> [EXERCISE DETAILS]
Select from the records below every line that has the word "based" in it.

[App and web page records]
------------------------------------------------
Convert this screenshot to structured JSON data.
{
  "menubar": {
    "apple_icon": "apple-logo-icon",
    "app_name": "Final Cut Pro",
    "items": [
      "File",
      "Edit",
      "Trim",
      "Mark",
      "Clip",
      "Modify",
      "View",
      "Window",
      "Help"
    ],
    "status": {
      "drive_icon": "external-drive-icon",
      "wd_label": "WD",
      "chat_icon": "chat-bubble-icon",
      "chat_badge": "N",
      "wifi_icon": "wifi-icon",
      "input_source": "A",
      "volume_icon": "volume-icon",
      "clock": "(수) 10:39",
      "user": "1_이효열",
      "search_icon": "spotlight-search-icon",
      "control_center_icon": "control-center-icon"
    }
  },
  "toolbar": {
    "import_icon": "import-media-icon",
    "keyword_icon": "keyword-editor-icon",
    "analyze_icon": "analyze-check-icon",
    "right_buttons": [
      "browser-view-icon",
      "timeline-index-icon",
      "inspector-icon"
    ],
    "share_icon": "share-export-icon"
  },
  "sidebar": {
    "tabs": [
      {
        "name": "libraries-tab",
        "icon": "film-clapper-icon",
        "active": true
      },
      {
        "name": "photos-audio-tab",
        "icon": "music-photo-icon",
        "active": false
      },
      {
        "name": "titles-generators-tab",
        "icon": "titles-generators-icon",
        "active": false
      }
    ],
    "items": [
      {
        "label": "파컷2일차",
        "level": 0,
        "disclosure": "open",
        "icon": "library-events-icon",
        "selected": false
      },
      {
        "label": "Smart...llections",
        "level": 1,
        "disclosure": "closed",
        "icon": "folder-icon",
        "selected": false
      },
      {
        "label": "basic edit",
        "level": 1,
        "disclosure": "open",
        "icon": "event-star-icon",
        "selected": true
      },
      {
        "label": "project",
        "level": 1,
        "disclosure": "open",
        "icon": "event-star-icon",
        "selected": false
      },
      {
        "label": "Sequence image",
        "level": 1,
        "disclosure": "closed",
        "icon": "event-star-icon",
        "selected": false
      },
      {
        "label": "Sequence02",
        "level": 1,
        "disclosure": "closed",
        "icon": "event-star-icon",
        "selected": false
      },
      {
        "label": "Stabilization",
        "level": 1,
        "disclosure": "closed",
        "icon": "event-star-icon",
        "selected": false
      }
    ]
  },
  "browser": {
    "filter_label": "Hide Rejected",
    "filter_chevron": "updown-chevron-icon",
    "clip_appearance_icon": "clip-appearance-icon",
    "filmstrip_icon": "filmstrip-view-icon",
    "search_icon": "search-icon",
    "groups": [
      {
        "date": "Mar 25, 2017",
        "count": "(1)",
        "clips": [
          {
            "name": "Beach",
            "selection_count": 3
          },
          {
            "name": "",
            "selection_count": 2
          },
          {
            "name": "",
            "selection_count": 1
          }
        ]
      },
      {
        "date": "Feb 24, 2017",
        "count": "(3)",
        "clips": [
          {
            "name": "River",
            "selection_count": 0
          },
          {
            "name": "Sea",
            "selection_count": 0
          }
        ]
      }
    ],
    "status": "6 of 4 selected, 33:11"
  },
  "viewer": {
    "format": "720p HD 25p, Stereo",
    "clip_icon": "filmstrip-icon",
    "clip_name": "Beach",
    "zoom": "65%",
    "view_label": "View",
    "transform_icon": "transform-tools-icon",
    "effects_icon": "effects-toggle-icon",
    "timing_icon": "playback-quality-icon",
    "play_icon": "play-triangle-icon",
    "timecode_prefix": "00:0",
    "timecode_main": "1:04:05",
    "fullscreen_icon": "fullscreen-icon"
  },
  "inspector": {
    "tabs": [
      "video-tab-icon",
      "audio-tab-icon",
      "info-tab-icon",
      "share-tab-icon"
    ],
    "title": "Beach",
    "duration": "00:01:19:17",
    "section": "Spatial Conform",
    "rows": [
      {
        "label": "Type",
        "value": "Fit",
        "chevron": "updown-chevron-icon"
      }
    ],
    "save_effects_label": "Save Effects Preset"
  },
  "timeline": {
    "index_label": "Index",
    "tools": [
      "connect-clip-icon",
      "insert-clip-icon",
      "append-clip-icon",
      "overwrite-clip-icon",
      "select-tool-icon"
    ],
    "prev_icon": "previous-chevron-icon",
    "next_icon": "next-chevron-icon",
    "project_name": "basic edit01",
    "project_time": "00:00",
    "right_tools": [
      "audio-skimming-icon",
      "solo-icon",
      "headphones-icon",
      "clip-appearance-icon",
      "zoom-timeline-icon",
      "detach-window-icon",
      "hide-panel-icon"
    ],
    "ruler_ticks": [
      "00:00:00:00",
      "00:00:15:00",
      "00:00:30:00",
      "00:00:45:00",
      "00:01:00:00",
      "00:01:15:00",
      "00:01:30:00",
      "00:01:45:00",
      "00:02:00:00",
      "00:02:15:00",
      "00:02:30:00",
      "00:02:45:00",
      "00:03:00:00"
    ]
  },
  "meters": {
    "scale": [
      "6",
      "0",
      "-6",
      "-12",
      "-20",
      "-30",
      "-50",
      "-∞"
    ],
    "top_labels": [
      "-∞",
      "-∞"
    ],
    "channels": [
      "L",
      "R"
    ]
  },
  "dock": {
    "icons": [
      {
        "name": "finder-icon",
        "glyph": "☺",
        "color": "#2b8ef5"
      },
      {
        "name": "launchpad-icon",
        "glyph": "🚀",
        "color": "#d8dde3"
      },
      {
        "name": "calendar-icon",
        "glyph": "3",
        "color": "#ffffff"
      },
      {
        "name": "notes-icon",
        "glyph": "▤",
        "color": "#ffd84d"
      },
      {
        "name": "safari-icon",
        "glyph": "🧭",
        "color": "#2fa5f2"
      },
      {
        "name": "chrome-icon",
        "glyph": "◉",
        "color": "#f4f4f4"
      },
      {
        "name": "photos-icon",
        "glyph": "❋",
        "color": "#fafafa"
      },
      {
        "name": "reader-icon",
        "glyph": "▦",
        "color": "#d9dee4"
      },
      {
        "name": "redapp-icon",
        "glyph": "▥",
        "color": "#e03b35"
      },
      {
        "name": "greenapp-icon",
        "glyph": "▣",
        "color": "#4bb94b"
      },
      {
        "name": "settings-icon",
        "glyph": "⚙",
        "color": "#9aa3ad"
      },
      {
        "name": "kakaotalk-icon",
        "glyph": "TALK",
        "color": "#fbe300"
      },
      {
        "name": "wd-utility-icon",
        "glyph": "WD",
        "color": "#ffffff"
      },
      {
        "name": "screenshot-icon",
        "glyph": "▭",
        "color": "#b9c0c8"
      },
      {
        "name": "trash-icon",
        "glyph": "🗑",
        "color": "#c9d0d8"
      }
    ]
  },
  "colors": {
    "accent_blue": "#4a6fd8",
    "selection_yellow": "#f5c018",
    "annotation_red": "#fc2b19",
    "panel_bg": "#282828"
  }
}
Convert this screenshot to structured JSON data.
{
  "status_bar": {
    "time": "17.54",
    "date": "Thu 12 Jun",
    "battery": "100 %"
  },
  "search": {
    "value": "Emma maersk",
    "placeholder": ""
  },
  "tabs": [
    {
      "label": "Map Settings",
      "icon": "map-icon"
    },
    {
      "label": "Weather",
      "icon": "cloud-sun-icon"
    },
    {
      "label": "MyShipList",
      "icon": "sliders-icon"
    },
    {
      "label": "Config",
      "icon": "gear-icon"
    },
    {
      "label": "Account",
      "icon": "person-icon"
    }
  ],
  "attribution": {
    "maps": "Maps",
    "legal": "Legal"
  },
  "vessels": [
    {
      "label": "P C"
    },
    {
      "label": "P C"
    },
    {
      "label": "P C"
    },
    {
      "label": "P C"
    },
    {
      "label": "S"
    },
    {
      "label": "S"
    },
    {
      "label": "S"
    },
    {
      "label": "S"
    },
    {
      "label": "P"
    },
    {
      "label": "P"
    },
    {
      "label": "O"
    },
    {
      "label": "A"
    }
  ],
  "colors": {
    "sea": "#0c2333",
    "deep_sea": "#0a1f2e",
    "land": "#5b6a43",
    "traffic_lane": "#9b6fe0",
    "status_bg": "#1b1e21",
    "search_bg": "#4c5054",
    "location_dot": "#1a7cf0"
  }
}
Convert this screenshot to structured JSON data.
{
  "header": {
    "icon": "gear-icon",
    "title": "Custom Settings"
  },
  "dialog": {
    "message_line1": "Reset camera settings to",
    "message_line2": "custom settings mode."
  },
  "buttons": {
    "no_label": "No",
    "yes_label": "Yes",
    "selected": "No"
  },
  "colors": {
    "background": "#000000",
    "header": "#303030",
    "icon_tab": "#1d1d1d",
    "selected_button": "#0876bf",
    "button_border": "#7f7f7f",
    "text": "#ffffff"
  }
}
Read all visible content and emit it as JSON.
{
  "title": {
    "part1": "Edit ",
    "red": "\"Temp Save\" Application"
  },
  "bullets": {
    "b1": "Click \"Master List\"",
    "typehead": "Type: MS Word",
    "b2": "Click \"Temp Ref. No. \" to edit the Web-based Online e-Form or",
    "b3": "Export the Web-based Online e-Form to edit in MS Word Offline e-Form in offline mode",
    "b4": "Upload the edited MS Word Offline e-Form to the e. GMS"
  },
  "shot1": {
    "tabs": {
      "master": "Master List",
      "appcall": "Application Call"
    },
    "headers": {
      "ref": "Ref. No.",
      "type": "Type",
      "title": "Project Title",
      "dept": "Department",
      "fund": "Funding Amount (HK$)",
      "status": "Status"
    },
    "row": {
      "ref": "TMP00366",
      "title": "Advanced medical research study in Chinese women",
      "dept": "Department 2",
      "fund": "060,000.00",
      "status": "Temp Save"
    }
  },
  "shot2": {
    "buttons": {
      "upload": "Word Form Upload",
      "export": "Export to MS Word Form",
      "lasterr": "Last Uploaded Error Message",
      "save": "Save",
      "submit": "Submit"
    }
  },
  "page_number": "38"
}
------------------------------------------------
> [WORKED SOLUTION]
    "b2": "Click \"Temp Ref. No. \" to edit the Web-based Online e-Form or",
    "b3": "Export the Web-based Online e-Form to edit in MS Word Offline e-Form in offline mode",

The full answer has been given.